Would the new health care reform legislation proposed this morning by Senator Max Baucus—minus, as predicted, the public option—have helped her? Probably not. The nation is full of stories like this, stories which have scant impact on the Republican right in Congress, who have made it abundantly clear that their only goal is to take out Obama—whatever that may require.

But the case of Sutton is especially poignant.

Sutton was earning $2.65 an hour folding towels at the J.P. Stevens textile plant in Roanoke Rapids, North Carolina when she was fired for trying to organize a union. Before she was removed by the cops, Sutton wrote the word 'union' in capital letters on cardboard and got up on her work table to lead workers in turning off their machines in solidarity. Her efforts were not in vain. In August, 1974, the plant recognized the Amalgamated Clothing Workers, which has since become part of the Service Employees International Union.

Sutton was had meningioma, a usually slow growing cancer of the nervous system. In her case, it spread quickly. "How in the world can it take so long to find out [whether they would cover the medicine or not] when it could be a matter of life or death? It is almost like, in a way, committing murder," she said.

Last year, Sutton told a reporter how she would like to be remembered:

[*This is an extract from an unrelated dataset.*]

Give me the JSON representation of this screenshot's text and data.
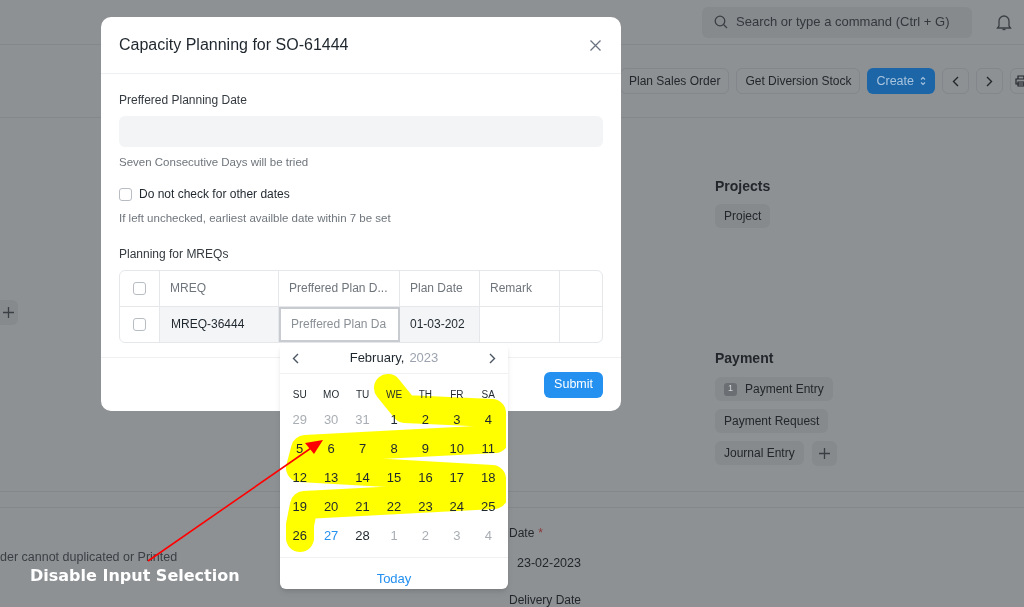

It is not necessary I be remembered as anything, but I would like to be remembered as a woman who deeply cared for the working poor and the poor people of the U.S. and the world, that my family and children and children like mine will have a fair share and equality.